SOCIAL CIRCLE -- While one state legislator is pursuing legislation to de-annex a portion of Social Circle from Newton County, the mayor of Social Circle is encouraging property owners to annex into the city limits.
Social Circle resident Jenny Cole addressed the Social Circle City Council during its public meeting Tuesday to ask it to work toward aligning the city's zoning codes and ordinances with the surrounding counties'.
"I live in Walton County, but when the property near me was annexed into the city of Social Circle, I feel like we lost some of our rights, some of our protection because the city's codes don't mirror the county's," Cole said. "Let's review our ordinances and bring them up to standards. We need to make sure our codes and ordinances give people the protection they need."
In response, Mayor Jim Burgess asked those in attendance who live in Social Circle to raise their hands.
"To those who don't, I would encourage you to be annexed into Social Circle," he said.
Burgess said those within the incorporated city limits have many advantages, including lower taxes and representation on various boards.
"You could run for mayor," Burgess said with a chuckle.
"I would really encourage you to be a legal resident of the city," he said.
When Surrey Chase resident Bob Hapner stood to ask the council a question about the placement and removal of zoning signs, Burgess took the opportunity again to encourage him and his fellow neighbors to annex into Social Circle.
"We would love to have you in the city," the mayor said.
Burgess explained the four ways property owners can be annexed into the city of Social Circle, including through a local act of the Legislature, through the submission of a petition signed by 100 percent of the property owners in an area, the submission of a petition signed by 60 percent of the property owners who own 60 percent of the land or through a referendum of the voters.
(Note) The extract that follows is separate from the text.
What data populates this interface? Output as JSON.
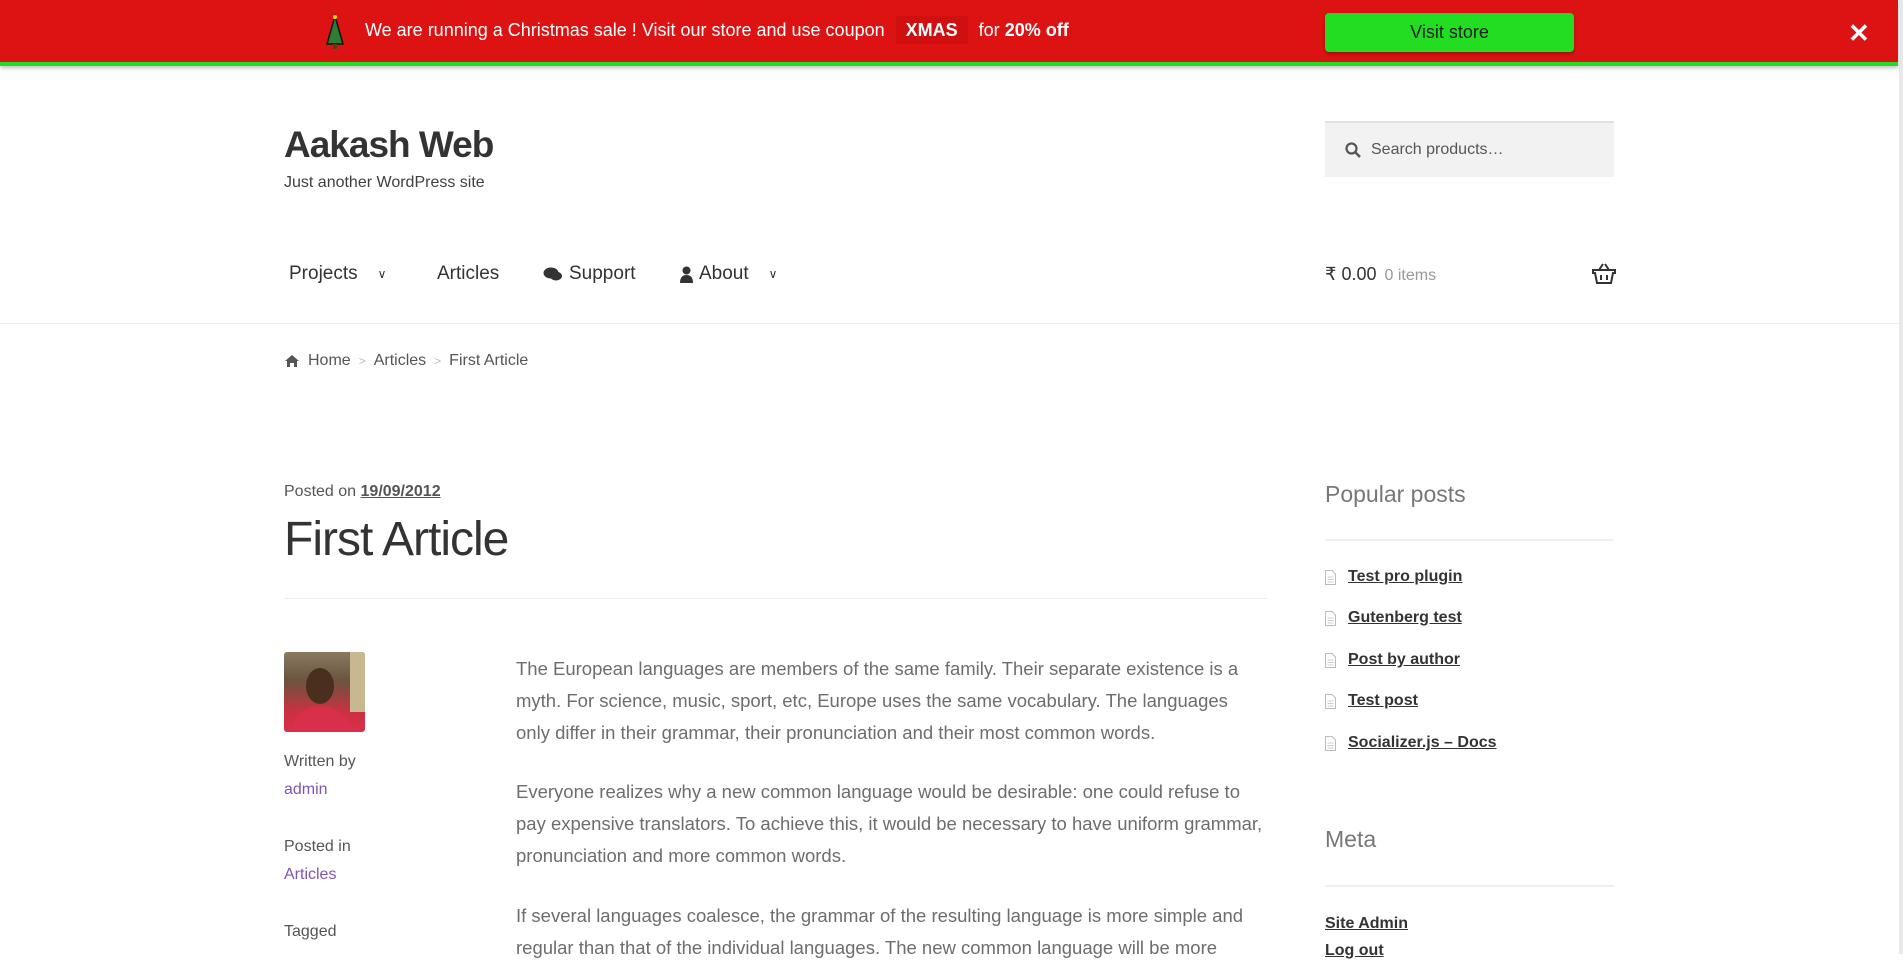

He said it's ideal to annex vacant land so that as it's developed it is done so in accordance with city ordinances. Burgess said, for example, it is much more expensive and cumbersome to bring already-developed roads up to city standards with curbing and sidewalks.
Burgess' appeal that more property owners annex into the city of Social Circle comes on the heels of state Rep. Doug Holt's plans to introduce legislation that would de-annex a portion of Newton County that was brought into the city limits in 2008.
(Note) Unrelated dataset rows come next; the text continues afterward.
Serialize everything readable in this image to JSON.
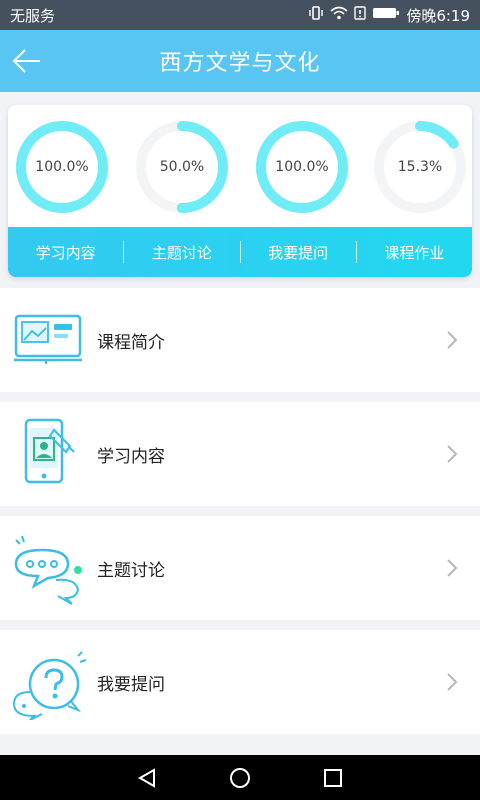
{
  "status_bar": {
    "carrier": "无服务",
    "time": "傍晚6:19",
    "icons": [
      "vibrate-icon",
      "wifi-icon",
      "sim-alert-icon",
      "battery-icon"
    ]
  },
  "header": {
    "title": "西方文学与文化",
    "back_icon": "arrow-left-icon"
  },
  "progress": {
    "rings": [
      {
        "label": "100.0%",
        "value": 1.0
      },
      {
        "label": "50.0%",
        "value": 0.5
      },
      {
        "label": "100.0%",
        "value": 1.0
      },
      {
        "label": "15.3%",
        "value": 0.153
      }
    ],
    "tabs": [
      "学习内容",
      "主题讨论",
      "我要提问",
      "课程作业"
    ]
  },
  "list": {
    "items": [
      {
        "label": "课程简介",
        "icon": "presentation-board-icon"
      },
      {
        "label": "学习内容",
        "icon": "mobile-learning-icon"
      },
      {
        "label": "主题讨论",
        "icon": "chat-bubbles-icon"
      },
      {
        "label": "我要提问",
        "icon": "question-bubble-icon"
      }
    ]
  },
  "colors": {
    "header": "#58c5f2",
    "ring": "#6fecf6",
    "ring_track": "#f3f4f6",
    "tab_strip": "#2ad2f1",
    "icon_stroke": "#3bbde8"
  },
  "nav": [
    "back-triangle-icon",
    "home-circle-icon",
    "recents-square-icon"
  ]
}
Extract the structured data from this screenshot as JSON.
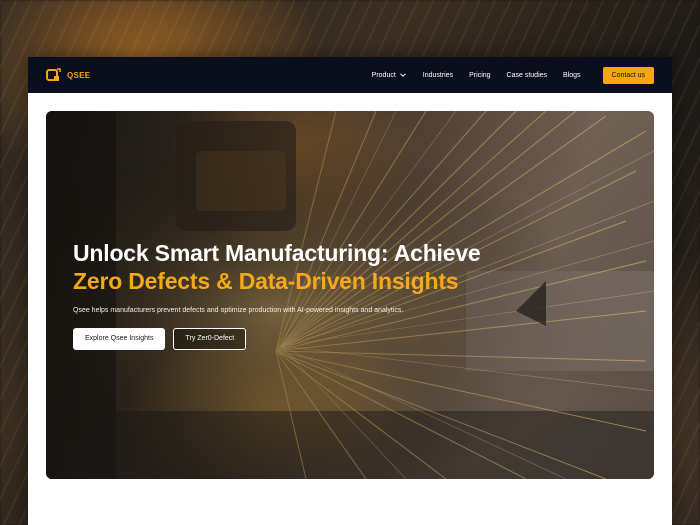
{
  "brand": {
    "name": "QSEE",
    "logo_icon": "qsee-logo-icon",
    "accent": "#f5a70f"
  },
  "nav": {
    "items": [
      {
        "label": "Product",
        "has_dropdown": true
      },
      {
        "label": "Industries"
      },
      {
        "label": "Pricing"
      },
      {
        "label": "Case studies"
      },
      {
        "label": "Blogs"
      }
    ],
    "cta": "Contact us"
  },
  "hero": {
    "title_line1": "Unlock Smart Manufacturing: Achieve",
    "title_line2": "Zero Defects & Data-Driven Insights",
    "subtitle": "Qsee helps manufacturers prevent defects and optimize production with AI-powered insights and analytics.",
    "primary_button": "Explore Qsee Insights",
    "secondary_button": "Try Zer0-Defect"
  },
  "colors": {
    "nav_bg": "#0b0e1d",
    "highlight_text": "#f6a81b",
    "page_bg": "#ffffff"
  }
}
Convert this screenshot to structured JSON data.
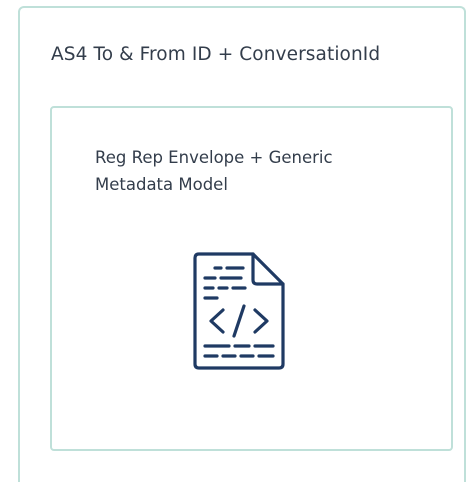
{
  "outer": {
    "label": "AS4 To & From ID + ConversationId"
  },
  "inner": {
    "label": "Reg Rep Envelope + Generic Metadata Model",
    "icon": "code-document-icon"
  },
  "colors": {
    "border": "#bfe0d9",
    "icon_stroke": "#1f3a63",
    "text": "#333d4b"
  }
}
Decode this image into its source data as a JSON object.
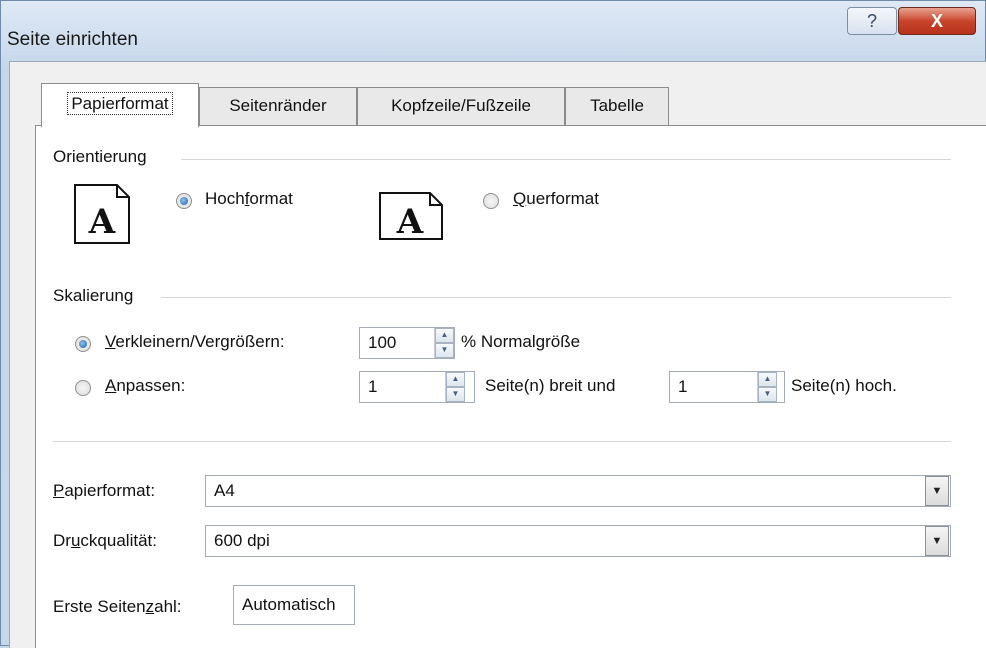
{
  "window": {
    "title": "Seite einrichten",
    "help_glyph": "?",
    "close_glyph": "X"
  },
  "tabs": [
    {
      "label": "Papierformat",
      "active": true
    },
    {
      "label": "Seitenränder",
      "active": false
    },
    {
      "label": "Kopfzeile/Fußzeile",
      "active": false
    },
    {
      "label": "Tabelle",
      "active": false
    }
  ],
  "orientation": {
    "group_label": "Orientierung",
    "portrait": {
      "pre": "Hoch",
      "key": "f",
      "post": "ormat",
      "checked": true
    },
    "landscape": {
      "pre": "",
      "key": "Q",
      "post": "uerformat",
      "checked": false
    },
    "icon_letter": "A"
  },
  "scaling": {
    "group_label": "Skalierung",
    "adjust": {
      "key": "V",
      "post": "erkleinern/Vergrößern:",
      "checked": true,
      "value": "100",
      "suffix": "% Normalgröße"
    },
    "fit": {
      "key": "A",
      "post": "npassen:",
      "checked": false,
      "wide_value": "1",
      "wide_suffix": "Seite(n) breit und",
      "tall_value": "1",
      "tall_suffix": "Seite(n) hoch."
    }
  },
  "paper_size": {
    "key": "P",
    "post": "apierformat:",
    "value": "A4"
  },
  "print_quality": {
    "pre": "Dr",
    "key": "u",
    "post": "ckqualität:",
    "value": "600 dpi"
  },
  "first_page": {
    "pre": "Erste Seiten",
    "key": "z",
    "post": "ahl:",
    "value": "Automatisch"
  },
  "colors": {
    "accent_radio": "#1c5c9e",
    "close_button": "#c9452c",
    "titlebar": "#dfe9f5"
  }
}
Holt, R-Social Circle, said earlier this month that he has crafted legislation that would de-annex property that is at the center of a zoning controversy. Before the legislation can be introduced, he needs the signatures of the other two state legislators who represent Social Circle, Rep. Jeff May, R-Monroe, and state Sen. John Douglas, R-Social Circle.
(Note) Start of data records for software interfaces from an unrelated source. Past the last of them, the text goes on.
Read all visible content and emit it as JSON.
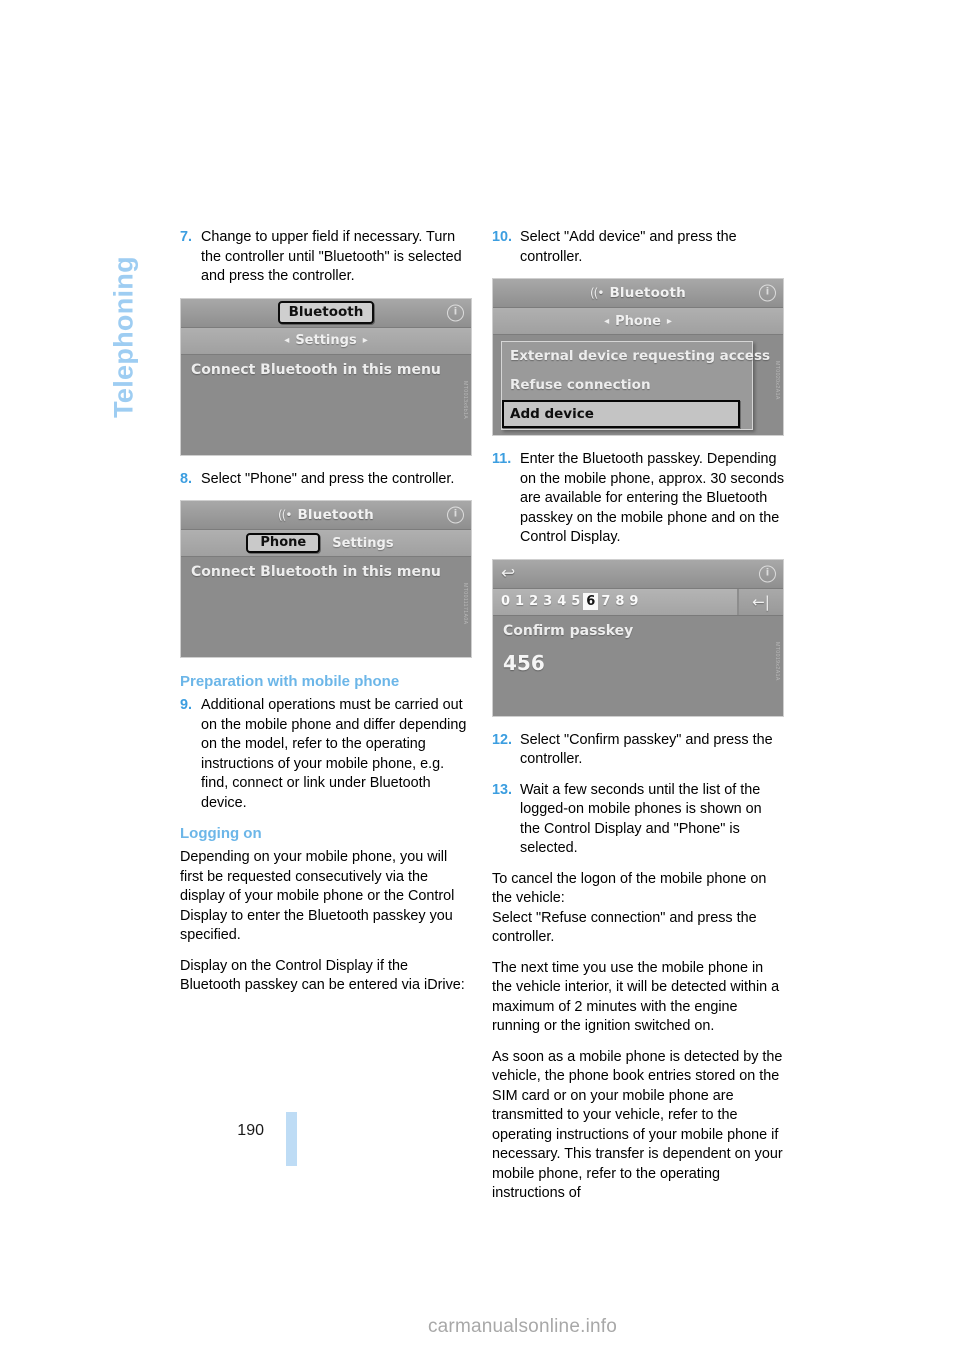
{
  "chapter": {
    "title": "Telephoning"
  },
  "page": {
    "number": "190"
  },
  "watermark": {
    "text": "carmanualsonline.info"
  },
  "left_column": {
    "step7": {
      "num": "7.",
      "text": "Change to upper field if necessary. Turn the controller until \"Bluetooth\" is selected and press the controller."
    },
    "shot1": {
      "titlebar": {
        "selected_label": "Bluetooth",
        "info_icon": "i"
      },
      "breadcrumb": {
        "left_arrow": "◂",
        "label": "Settings",
        "right_arrow": "▸"
      },
      "body_line": "Connect Bluetooth in this menu",
      "ref_code": "MT0013x6b1A"
    },
    "step8": {
      "num": "8.",
      "text": "Select \"Phone\" and press the controller."
    },
    "shot2": {
      "titlebar": {
        "bt_icon": "((•",
        "label": "Bluetooth",
        "info_icon": "i"
      },
      "tabs": [
        {
          "label": "Phone",
          "active": true
        },
        {
          "label": "Settings",
          "active": false
        }
      ],
      "body_line": "Connect Bluetooth in this menu",
      "ref_code": "MT0011171A0A"
    },
    "subhead_preparation": "Preparation with mobile phone",
    "step9": {
      "num": "9.",
      "text": "Additional operations must be carried out on the mobile phone and differ depending on the model, refer to the operating instructions of your mobile phone, e.g. find, connect or link under Bluetooth device."
    },
    "subhead_logging_on": "Logging on",
    "para1": "Depending on your mobile phone, you will first be requested consecutively via the display of your mobile phone or the Control Display to enter the Bluetooth passkey you specified.",
    "para2": "Display on the Control Display if the Bluetooth passkey can be entered via iDrive:"
  },
  "right_column": {
    "step10": {
      "num": "10.",
      "text": "Select \"Add device\" and press the controller."
    },
    "shot3": {
      "titlebar": {
        "bt_icon": "((•",
        "label": "Bluetooth",
        "info_icon": "i"
      },
      "breadcrumb": {
        "left_arrow": "◂",
        "label": "Phone",
        "right_arrow": "▸"
      },
      "popup_items": [
        {
          "label": "External device requesting access",
          "selected": false
        },
        {
          "label": "Refuse connection",
          "selected": false
        },
        {
          "label": "Add device",
          "selected": true
        }
      ],
      "ref_code": "MT0020x2A1A"
    },
    "step11": {
      "num": "11.",
      "text": "Enter the Bluetooth passkey. Depending on the mobile phone, approx. 30 seconds are available for entering the Bluetooth passkey on the mobile phone and on the Control Display."
    },
    "shot4": {
      "titlebar": {
        "back_icon": "↩",
        "info_icon": "i"
      },
      "digits": [
        "0",
        "1",
        "2",
        "3",
        "4",
        "5",
        "6",
        "7",
        "8",
        "9"
      ],
      "current_digit": "6",
      "backspace_icon": "←|",
      "body_line": "Confirm passkey",
      "passkey_value": "456",
      "ref_code": "MT0019x2A1A"
    },
    "step12": {
      "num": "12.",
      "text": "Select \"Confirm passkey\" and press the controller."
    },
    "step13": {
      "num": "13.",
      "text": "Wait a few seconds until the list of the logged-on mobile phones is shown on the Control Display and \"Phone\" is selected."
    },
    "para1": "To cancel the logon of the mobile phone on the vehicle:",
    "para2": "Select \"Refuse connection\" and press the controller.",
    "para3": "The next time you use the mobile phone in the vehicle interior, it will be detected within a maximum of 2 minutes with the engine running or the ignition switched on.",
    "para4": "As soon as a mobile phone is detected by the vehicle, the phone book entries stored on the SIM card or on your mobile phone are transmitted to your vehicle, refer to the operating instructions of your mobile phone if necessary. This transfer is dependent on your mobile phone, refer to the operating instructions of"
  }
}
The property in question includes about 322 acres north of Interstate 20 and west of U.S. Highway 278 that lies in both Newton and Walton counties and was annexed in 2008 into the city limits of Social Circle. The property is owned by Walton County resident Donnie Clack, who has submitted a rezoning request to the city of Social Circle in order to construct a motorsports complex that would include a 1/8-mile drag strip.
The original annexation of this property was controversial. Clack, along with other property owners, sought in 2006 to annex 1,150 acres in unincorporated Newton County into the city limits of Social Circle. Newton County and Social Circle took the matter to the Newton County Superior Court, but the issue was ultimately resolved out of court with the property being annexed in 2008.
The ordeal spurred new state legislation regulating annexation disputes, also authored by Holt.
Now, local governments submit disputed annexation requests to binding arbitration before an independent panel. Previously, cities were free to ignore mediators' recommendations, which happened in the Social Circle case.
Clack's property abuts residential property along Willow Springs Church Road and would impact other subdivisions, including Surrey Chase and River Cove. Residents in the area have formed a group, Concerned Citizens of Social Circle, in order to build opposition to the drag strip and to urge the Social Circle City Council to deny the zoning request.
Holt is slated to address a meeting of the CCOSC at 6:30 p.m. today at the First Baptist Church of Social Circle where he will discuss his planned legislation. Mayor Burgess is scheduled to speak to CCOSC members next Thursday and explain the impact de-annexation would have on Social Circle.